Don’t be afraid to go with your gut. I put my title out on some social media groups for feedback. I was told that everyone is going to think the book is about quilting.

It’s not.

It is.

It’s taking the metaphor of fabric quilting and using it to show how to craft your work and piece together passive income streams.

I debated it  and finally stuck with my instincts. My  first sale was due to the title catching someone's eye in my target audience.

Seth Godin speaks to this very principle in Purple Cow. “The way to break through to the mainstream is to target your niche instead of a huge market.”

My primary niche is women. Women are familiar with quilts and quilting even if they don’t quilt.  My niche gets it. 


If it feels wrong, change it.

I had approved a photo for my cover. I liked it.

Yet when the interior colors were matched to the colors of the exterior picture, I knew it the cover had veered off in the wrong direction for me and my niche. So I had it changed.

It’s better to change something before it goes public than after the fact.


Get an Editor.

You will miss things.

They will catch them.

They will tell you where something isn’t clear or where you need to add in more description.

Do it.


Don't Rely Totally on Editors. 

You still need to edit. You still need to review.

Editors are people. They make mistakes too.

Even though it is their job to fix or point out the things you've missed, it still is your book. Therefore, check it. Re-check it. Wait some time. Check it again. 

Additionally, review each type of format specifically. I had a pdf copy which shows the correct wording. On the e-book format, two chapters had typos. Take the time to review one last time before launching. 

Editing Tips: Start from the back not the front. Read from the bottom up. Read aloud. Check the Table of Contents. ​


Write what you know.

Write what you’re passionate about. It will come across in your work.

For fiction, do your research. Readers are savvy. They will find out mistakes. 

For nonfiction: In order to be the authority, you need to have the authority to build upon. Everyone is an expert in something.  

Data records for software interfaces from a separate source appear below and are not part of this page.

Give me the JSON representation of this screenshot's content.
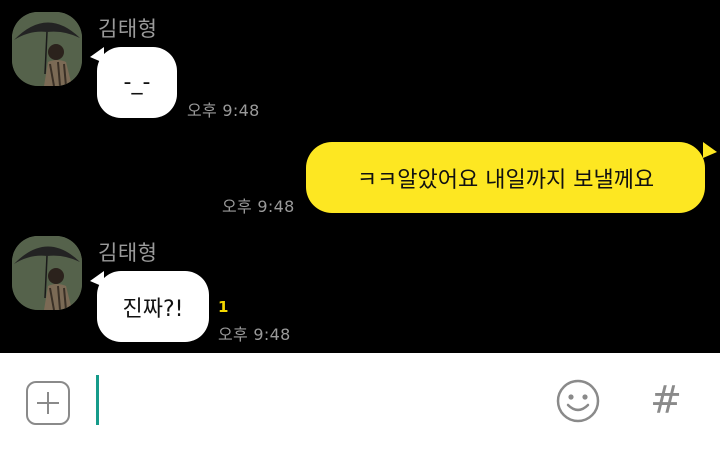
{
  "messages": [
    {
      "sender": "김태형",
      "text": "-_-",
      "time": "오후 9:48"
    },
    {
      "text": "ㅋㅋ알았어요 내일까지 보낼께요",
      "time": "오후 9:48"
    },
    {
      "sender": "김태형",
      "text": "진짜?!",
      "time": "오후 9:48",
      "unread": "1"
    }
  ],
  "composer": {
    "plus_icon": "plus-square-icon",
    "emoji_icon": "smiley-icon",
    "hash_label": "#"
  },
  "colors": {
    "chat_background": "#000000",
    "incoming_bubble": "#ffffff",
    "outgoing_bubble": "#fde722",
    "unread_badge": "#f4d800",
    "caret": "#159b8a"
  }
}
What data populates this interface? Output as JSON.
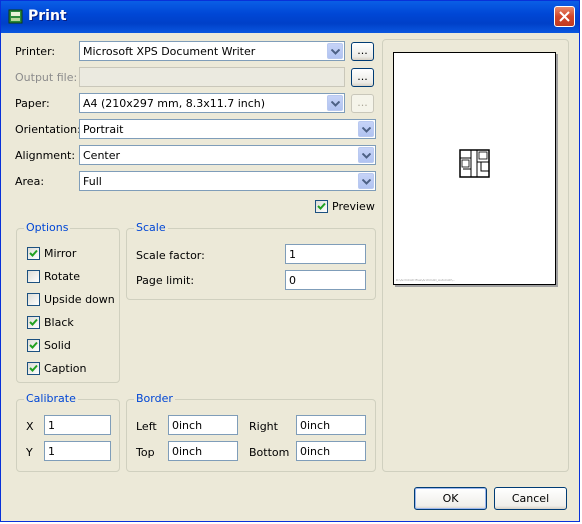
{
  "window": {
    "title": "Print"
  },
  "printer": {
    "printer_label": "Printer:",
    "printer_value": "Microsoft XPS Document Writer",
    "output_file_label": "Output file:",
    "output_file_value": "",
    "paper_label": "Paper:",
    "paper_value": "A4 (210x297 mm, 8.3x11.7 inch)",
    "orientation_label": "Orientation:",
    "orientation_value": "Portrait",
    "alignment_label": "Alignment:",
    "alignment_value": "Center",
    "area_label": "Area:",
    "area_value": "Full",
    "browse_label": "..."
  },
  "preview": {
    "label": "Preview",
    "checked": true,
    "caption": "D:\\ArchiCAD files\\ArchiCAD_AutoCAD\\..."
  },
  "options": {
    "title": "Options",
    "items": [
      {
        "label": "Mirror",
        "checked": true
      },
      {
        "label": "Rotate",
        "checked": false
      },
      {
        "label": "Upside down",
        "checked": false
      },
      {
        "label": "Black",
        "checked": true
      },
      {
        "label": "Solid",
        "checked": true
      },
      {
        "label": "Caption",
        "checked": true
      }
    ]
  },
  "scale": {
    "title": "Scale",
    "factor_label": "Scale factor:",
    "factor_value": "1",
    "page_limit_label": "Page limit:",
    "page_limit_value": "0"
  },
  "calibrate": {
    "title": "Calibrate",
    "x_label": "X",
    "x_value": "1",
    "y_label": "Y",
    "y_value": "1"
  },
  "border": {
    "title": "Border",
    "left_label": "Left",
    "left_value": "0inch",
    "right_label": "Right",
    "right_value": "0inch",
    "top_label": "Top",
    "top_value": "0inch",
    "bottom_label": "Bottom",
    "bottom_value": "0inch"
  },
  "buttons": {
    "ok": "OK",
    "cancel": "Cancel"
  },
  "colors": {
    "title_bar": "#0047d6",
    "group_title": "#0046d5",
    "face": "#ece9d8"
  }
}
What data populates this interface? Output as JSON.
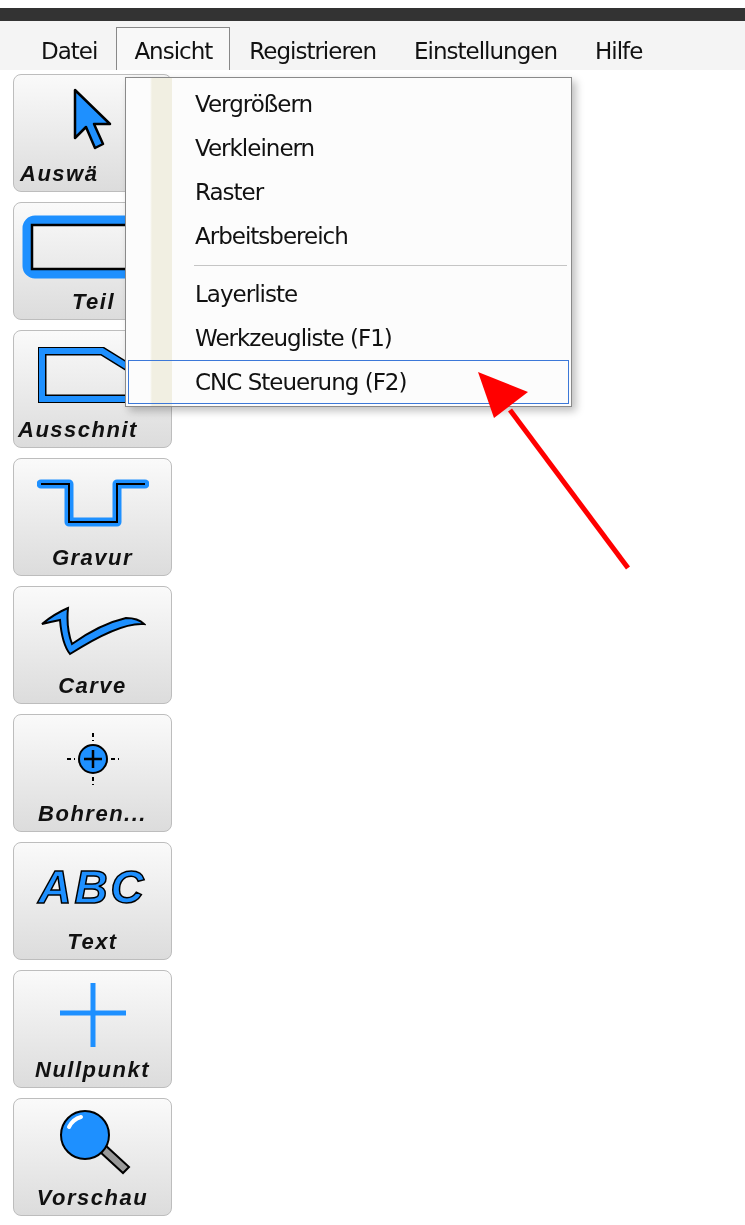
{
  "menu_bar": [
    {
      "label": "Datei",
      "selected": false
    },
    {
      "label": "Ansicht",
      "selected": true
    },
    {
      "label": "Registrieren",
      "selected": false
    },
    {
      "label": "Einstellungen",
      "selected": false
    },
    {
      "label": "Hilfe",
      "selected": false
    }
  ],
  "dropdown": {
    "groups": [
      [
        {
          "label": "Vergrößern",
          "selected": false
        },
        {
          "label": "Verkleinern",
          "selected": false
        },
        {
          "label": "Raster",
          "selected": false
        },
        {
          "label": "Arbeitsbereich",
          "selected": false
        }
      ],
      [
        {
          "label": "Layerliste",
          "selected": false
        },
        {
          "label": "Werkzeugliste (F1)",
          "selected": false
        },
        {
          "label": "CNC Steuerung (F2)",
          "selected": true
        }
      ]
    ]
  },
  "toolbar": [
    {
      "kind": "select",
      "label": "Auswä"
    },
    {
      "kind": "part",
      "label": "Teil"
    },
    {
      "kind": "cutout",
      "label": "Ausschnit"
    },
    {
      "kind": "engrave",
      "label": "Gravur"
    },
    {
      "kind": "carve",
      "label": "Carve"
    },
    {
      "kind": "drill",
      "label": "Bohren..."
    },
    {
      "kind": "text",
      "label": "Text",
      "icon_text": "ABC"
    },
    {
      "kind": "origin",
      "label": "Nullpunkt"
    },
    {
      "kind": "preview",
      "label": "Vorschau"
    }
  ],
  "annotation": {
    "kind": "arrow"
  }
}
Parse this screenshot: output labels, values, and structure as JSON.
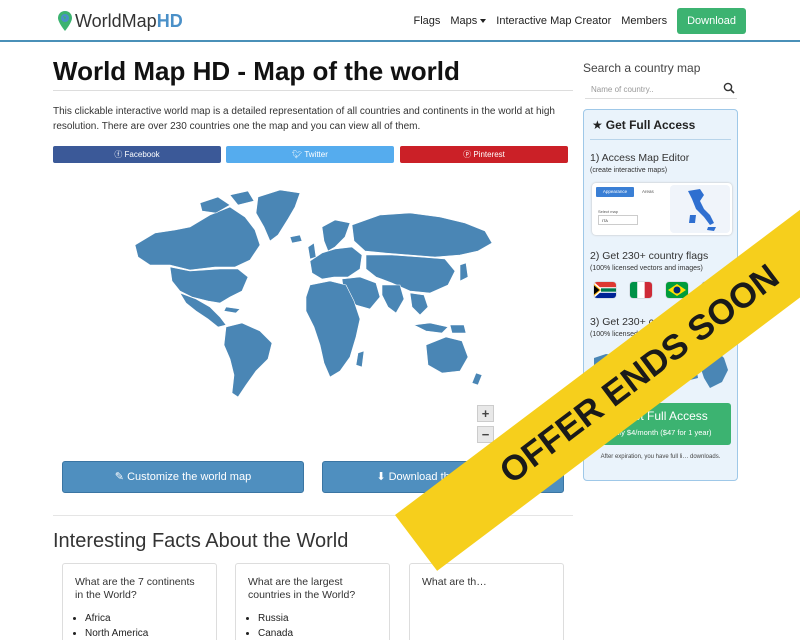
{
  "nav": {
    "logo_prefix": "WorldMap",
    "logo_suffix": "HD",
    "links": [
      "Flags",
      "Maps",
      "Interactive Map Creator",
      "Members"
    ],
    "download_label": "Download"
  },
  "main": {
    "title": "World Map HD - Map of the world",
    "intro": "This clickable interactive world map is a detailed representation of all countries and continents in the world at high resolution. There are over 230 countries one the map and you can view all of them.",
    "share": {
      "facebook": "Facebook",
      "twitter": "Twitter",
      "pinterest": "Pinterest"
    },
    "zoom_in": "+",
    "zoom_out": "−",
    "customize_label": "Customize the world map",
    "download_label": "Download the world map"
  },
  "facts": {
    "title": "Interesting Facts About the World",
    "cards": [
      {
        "question": "What are the 7 continents in the World?",
        "items": [
          "Africa",
          "North America"
        ]
      },
      {
        "question": "What are the largest countries in the World?",
        "items": [
          "Russia",
          "Canada"
        ]
      },
      {
        "question": "What are th…",
        "items": []
      }
    ]
  },
  "sidebar": {
    "search_title": "Search a country map",
    "search_placeholder": "Name of country..",
    "promo_title": "Get Full Access",
    "step1_title": "1) Access Map Editor",
    "step1_sub": "(create interactive maps)",
    "editor_tab_active": "Appearance",
    "editor_tab_other": "Areas",
    "editor_select_label": "Select map",
    "editor_select_value": "ITA",
    "step2_title": "2) Get 230+ country flags",
    "step2_sub": "(100% licensed vectors and images)",
    "step3_title": "3) Get 230+ country maps",
    "step3_sub": "(100% licensed vectors and images)",
    "access_button": "Get Full Access",
    "access_price": "Only $4/month ($47 for 1 year)",
    "expire_note": "After expiration, you have full li… downloads."
  },
  "ribbon": {
    "text": "OFFER ENDS SOON"
  },
  "colors": {
    "accent_green": "#3cb371",
    "map_blue": "#4a86b5",
    "button_blue": "#4f8fbf",
    "facebook": "#3b5998",
    "twitter": "#55acee",
    "pinterest": "#cb2027",
    "ribbon": "#f6cf1c"
  }
}
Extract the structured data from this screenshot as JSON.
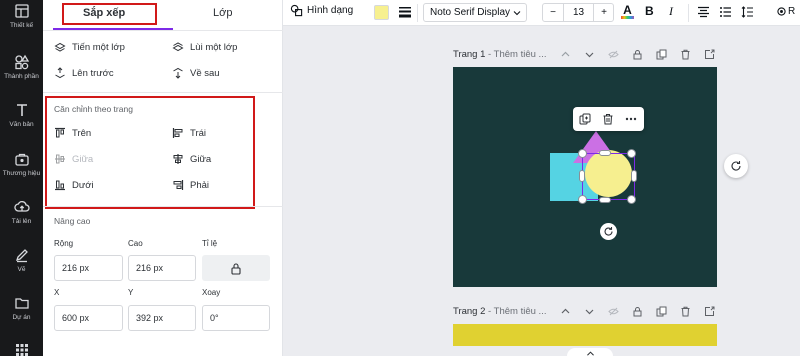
{
  "rail": {
    "items": [
      {
        "label": "Thiết kế",
        "icon": "layout-icon"
      },
      {
        "label": "Thành phần",
        "icon": "shapes-icon"
      },
      {
        "label": "Văn bản",
        "icon": "text-icon"
      },
      {
        "label": "Thương hiệu",
        "icon": "brand-icon"
      },
      {
        "label": "Tải lên",
        "icon": "upload-icon"
      },
      {
        "label": "Vẽ",
        "icon": "draw-icon"
      },
      {
        "label": "Dự án",
        "icon": "folder-icon"
      }
    ]
  },
  "panel": {
    "tabs": [
      {
        "label": "Sắp xếp",
        "active": true
      },
      {
        "label": "Lớp",
        "active": false
      }
    ],
    "order": {
      "forward": "Tiến một lớp",
      "backward": "Lùi một lớp",
      "to_front": "Lên trước",
      "to_back": "Về sau"
    },
    "align": {
      "title": "Căn chỉnh theo trang",
      "top": "Trên",
      "left": "Trái",
      "middle": "Giữa",
      "center": "Giữa",
      "bottom": "Dưới",
      "right": "Phải"
    },
    "advanced": {
      "title": "Nâng cao",
      "width_label": "Rộng",
      "width_value": "216 px",
      "height_label": "Cao",
      "height_value": "216 px",
      "ratio_label": "Tỉ lệ",
      "x_label": "X",
      "x_value": "600 px",
      "y_label": "Y",
      "y_value": "392 px",
      "rotate_label": "Xoay",
      "rotate_value": "0°"
    }
  },
  "toolbar": {
    "shape_label": "Hình dạng",
    "fill_color": "#f7f08f",
    "font_name": "Noto Serif Display",
    "font_size": "13",
    "decrease": "−",
    "increase": "+",
    "text_color_letter": "A",
    "bold": "B",
    "italic": "I",
    "ext_label": "R"
  },
  "pages": [
    {
      "label": "Trang 1",
      "placeholder": " - Thêm tiêu ...",
      "background": "#18393a"
    },
    {
      "label": "Trang 2",
      "placeholder": " - Thêm tiêu ...",
      "background": "#e0d131"
    }
  ],
  "colors": {
    "accent": "#7d2ae8",
    "highlight_box": "#d11919",
    "square": "#55d3e3",
    "circle": "#f6ef8f",
    "triangle": "#cb70e4"
  }
}
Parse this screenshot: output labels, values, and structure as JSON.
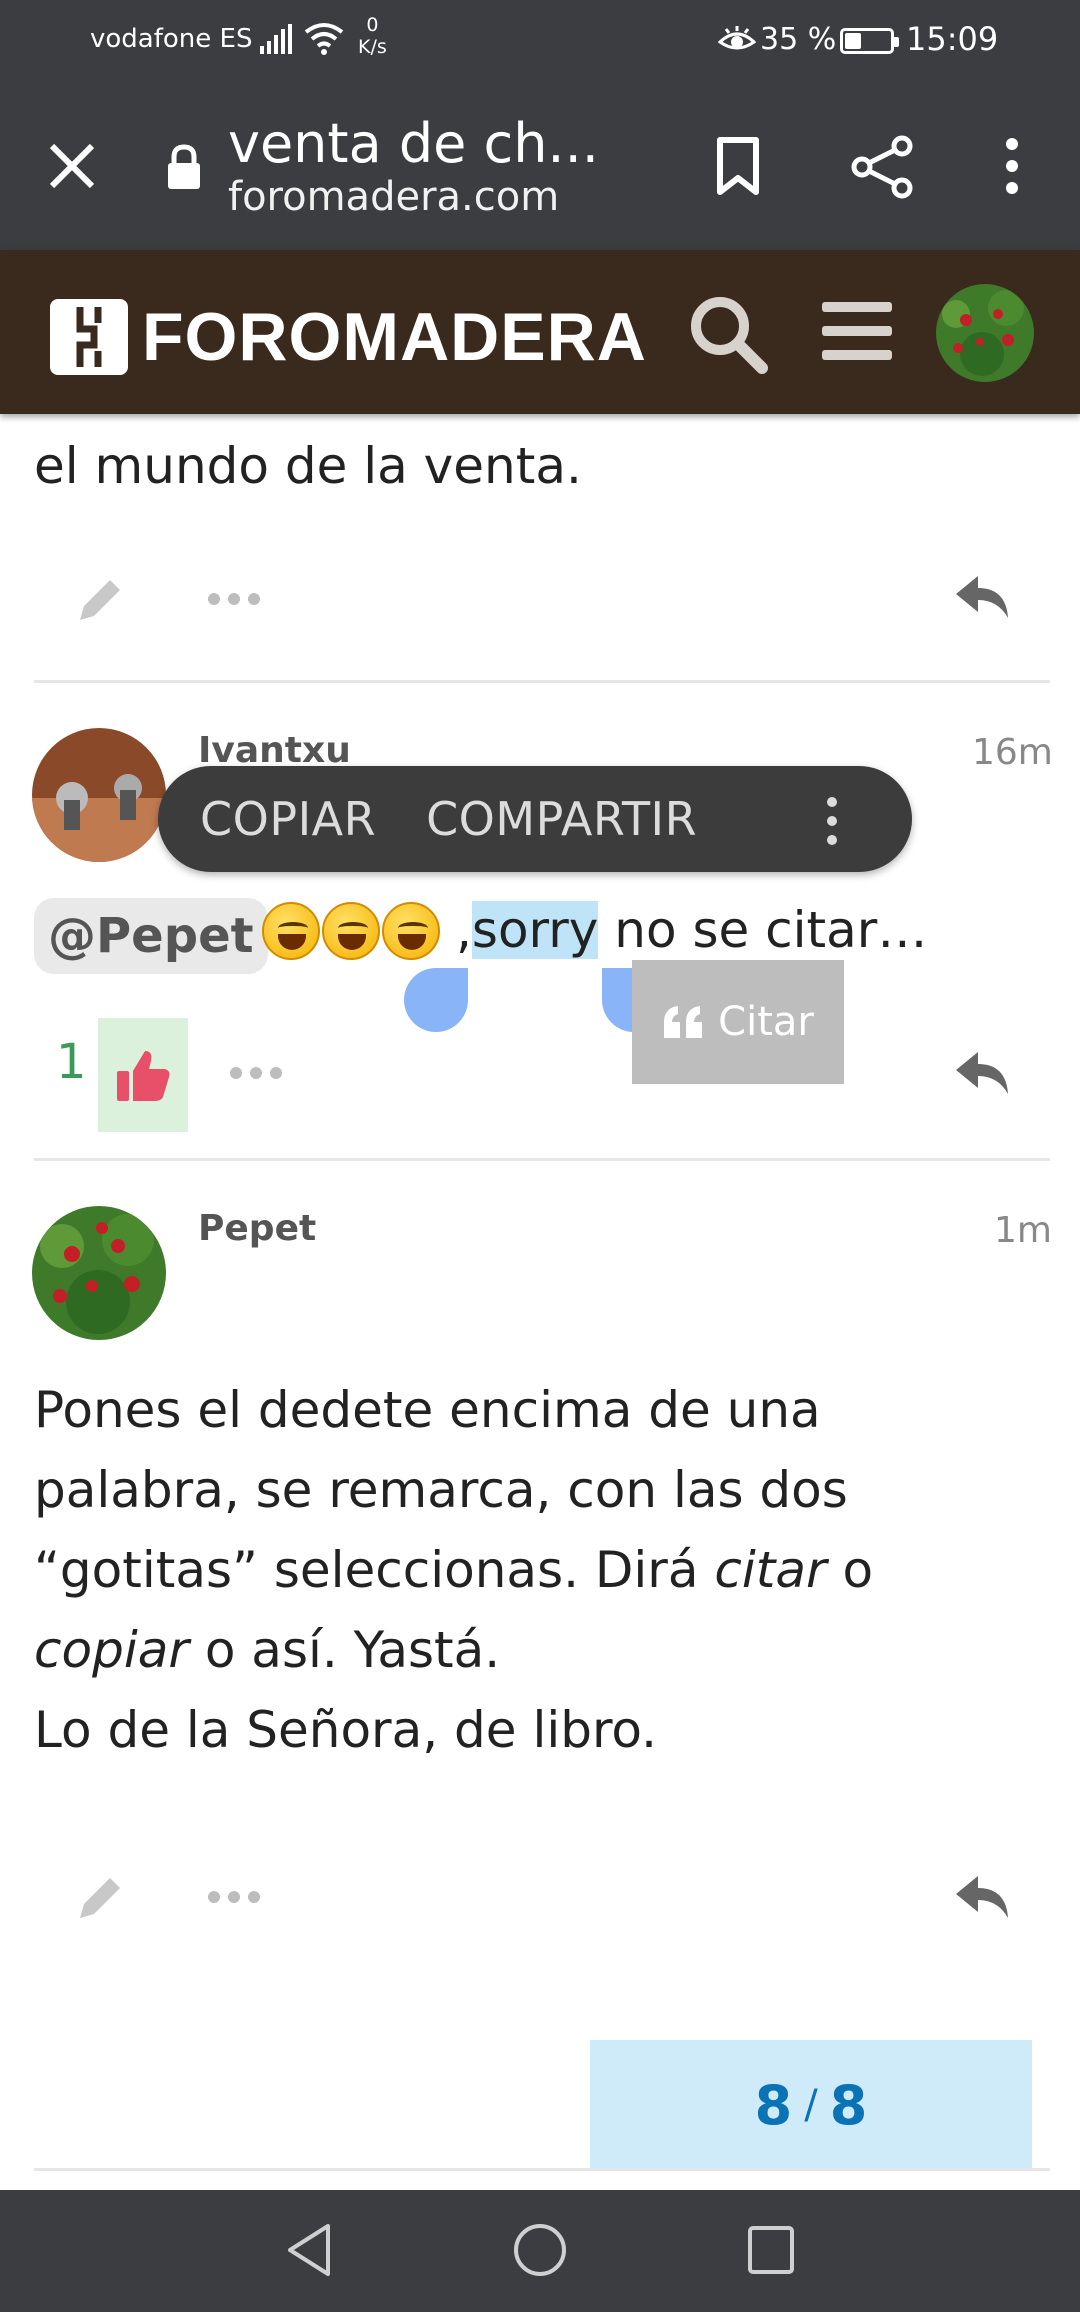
{
  "status_bar": {
    "carrier": "vodafone ES",
    "net_speed_value": "0",
    "net_speed_unit": "K/s",
    "battery": "35 %",
    "time": "15:09"
  },
  "browser": {
    "page_title": "venta de ch...",
    "domain": "foromadera.com"
  },
  "site": {
    "logo_text": "FOROMADERA"
  },
  "posts": [
    {
      "text": "el mundo de la venta."
    },
    {
      "author": "Ivantxu",
      "time": "16m",
      "mention": "@Pepet",
      "text_before": ",",
      "selected": "sorry",
      "text_after": " no se citar…",
      "likes": "1"
    },
    {
      "author": "Pepet",
      "time": "1m",
      "line1": "Pones el dedete encima de una",
      "line2": "palabra, se remarca, con las dos",
      "line3_a": "“gotitas” seleccionas. Dirá ",
      "line3_em": "citar",
      "line3_b": " o",
      "line4_em": "copiar",
      "line4_b": " o así. Yastá.",
      "line5": "Lo de la Señora, de libro."
    }
  ],
  "context_menu": {
    "copy": "COPIAR",
    "share": "COMPARTIR"
  },
  "quote_button": {
    "label": "Citar"
  },
  "progress": {
    "current": "8",
    "total": "8"
  },
  "icons": [
    "close-icon",
    "lock-icon",
    "bookmark-icon",
    "share-icon",
    "more-vert-icon",
    "search-icon",
    "hamburger-icon",
    "pencil-icon",
    "ellipsis-icon",
    "reply-icon",
    "thumbs-up-icon",
    "quote-icon",
    "back-icon",
    "home-icon",
    "recents-icon"
  ],
  "colors": {
    "header_bg": "#3a2a1e",
    "toolbar_bg": "#3b3d40",
    "selection": "#bfe4f7",
    "like_green": "#3a9a5a",
    "progress_bg": "#cfebf9",
    "progress_text": "#0a73b6"
  }
}
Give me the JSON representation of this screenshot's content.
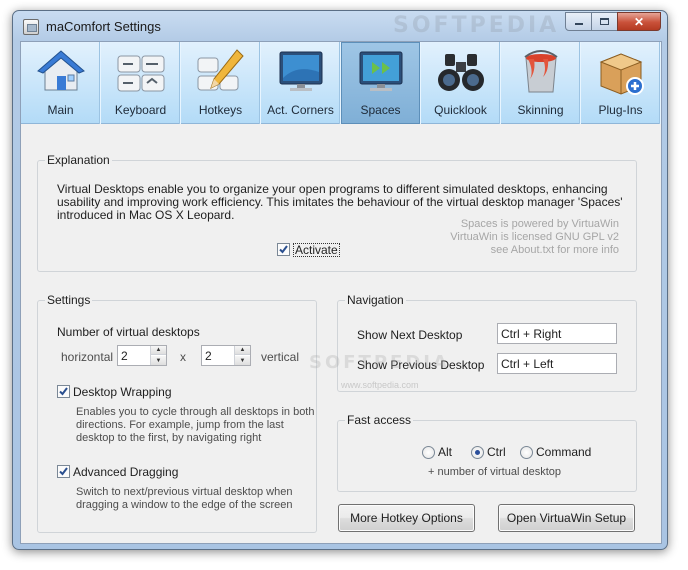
{
  "window": {
    "title": "maComfort Settings"
  },
  "tabs": [
    {
      "label": "Main",
      "icon": "house-icon"
    },
    {
      "label": "Keyboard",
      "icon": "keyboard-icon"
    },
    {
      "label": "Hotkeys",
      "icon": "keyboard-pencil-icon"
    },
    {
      "label": "Act. Corners",
      "icon": "monitor-corners-icon"
    },
    {
      "label": "Spaces",
      "icon": "spaces-desktop-icon",
      "active": true
    },
    {
      "label": "Quicklook",
      "icon": "binoculars-icon"
    },
    {
      "label": "Skinning",
      "icon": "paint-bucket-icon"
    },
    {
      "label": "Plug-Ins",
      "icon": "package-add-icon"
    }
  ],
  "explanation": {
    "title": "Explanation",
    "text": "Virtual Desktops enable you to organize your open programs to different simulated desktops, enhancing usability and improving work efficiency. This imitates the behaviour of the virtual desktop manager 'Spaces' introduced in Mac OS X Leopard.",
    "credits": [
      "Spaces is powered by VirtuaWin",
      "VirtuaWin is licensed GNU GPL v2",
      "see About.txt for more info"
    ],
    "activate_label": "Activate",
    "activate_checked": true
  },
  "settings": {
    "title": "Settings",
    "num_desktops_label": "Number of virtual desktops",
    "horizontal_label": "horizontal",
    "horizontal_value": "2",
    "times_label": "x",
    "vertical_value": "2",
    "vertical_label": "vertical",
    "wrapping": {
      "label": "Desktop Wrapping",
      "checked": true,
      "description": [
        "Enables you to cycle through all desktops in both",
        "directions. For example, jump from the last",
        "desktop to the first, by navigating right"
      ]
    },
    "dragging": {
      "label": "Advanced Dragging",
      "checked": true,
      "description": [
        "Switch to next/previous virtual desktop when",
        "dragging a window to the edge of the screen"
      ]
    }
  },
  "navigation": {
    "title": "Navigation",
    "next_label": "Show Next Desktop",
    "next_value": "Ctrl + Right",
    "prev_label": "Show Previous Desktop",
    "prev_value": "Ctrl + Left"
  },
  "fast_access": {
    "title": "Fast access",
    "options": [
      "Alt",
      "Ctrl",
      "Command"
    ],
    "selected": "Ctrl",
    "suffix": "+ number of virtual desktop"
  },
  "buttons": {
    "more_hotkeys": "More Hotkey Options",
    "virtuawin_setup": "Open VirtuaWin Setup"
  },
  "watermarks": {
    "top": "SOFTPEDIA",
    "middle": "SOFTPEDIA",
    "url": "www.softpedia.com"
  }
}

It's been said if you read about a subject for five years, you will become an expert. I consider expertise more an outgrowth of experience--both successes and failures. Write from that place.


Seek and Procure Help.

Can you do it yourself?


But you may spend more time, effort and money making mistakes then if you hired some help.

I hired someone to help with editing, creating a cover, formatting, publishing, etc.

Going it alone can be done. But you’ll still be sane—okay, half-way sane—when you understand your limitations and how much is involved. Trust me, it's a lot more than you think!

Writing your book is only one piece of a major undertaking. So get all the help and encouragement you can. Then outsource as much as you’re able so you can go on and create more!


Build Relationships.

This is the most important thing you will do to move forward in any endeavor.

Join groups that encourage and inspire each other.

Find others that have the same outlook as you.

Connect with other authors. They are not your competition. They will be some of your best champions! 

Learning never stops. We learn from our work and we learn from others. The next time something happens that isn't what you want, turn it around and say "Well, that's a great learning experience!"

What are some things that you've learned in the writing, publishing or marketing of your book? ​

12 Things For a Successful #Book Launch. via @workquilter Share on X